### MATERIAL PROVIDED:
• • • • • • •
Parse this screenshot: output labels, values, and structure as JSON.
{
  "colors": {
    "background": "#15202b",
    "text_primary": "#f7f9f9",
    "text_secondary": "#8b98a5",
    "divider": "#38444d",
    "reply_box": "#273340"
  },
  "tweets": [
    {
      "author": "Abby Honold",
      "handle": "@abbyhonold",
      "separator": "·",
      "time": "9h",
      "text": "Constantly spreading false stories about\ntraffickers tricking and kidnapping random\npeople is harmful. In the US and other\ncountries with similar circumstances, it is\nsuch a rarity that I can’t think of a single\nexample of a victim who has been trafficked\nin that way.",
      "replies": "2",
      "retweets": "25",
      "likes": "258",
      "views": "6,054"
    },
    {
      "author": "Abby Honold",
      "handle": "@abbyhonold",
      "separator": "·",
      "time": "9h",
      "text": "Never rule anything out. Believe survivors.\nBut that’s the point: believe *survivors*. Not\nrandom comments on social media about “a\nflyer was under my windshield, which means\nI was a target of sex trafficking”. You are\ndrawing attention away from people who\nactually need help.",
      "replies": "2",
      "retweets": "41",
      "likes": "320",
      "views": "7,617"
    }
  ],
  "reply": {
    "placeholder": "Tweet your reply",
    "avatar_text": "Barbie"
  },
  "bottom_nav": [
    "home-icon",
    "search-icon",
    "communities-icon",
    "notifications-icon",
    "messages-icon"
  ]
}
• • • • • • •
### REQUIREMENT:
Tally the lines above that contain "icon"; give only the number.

### SOLUTION:
5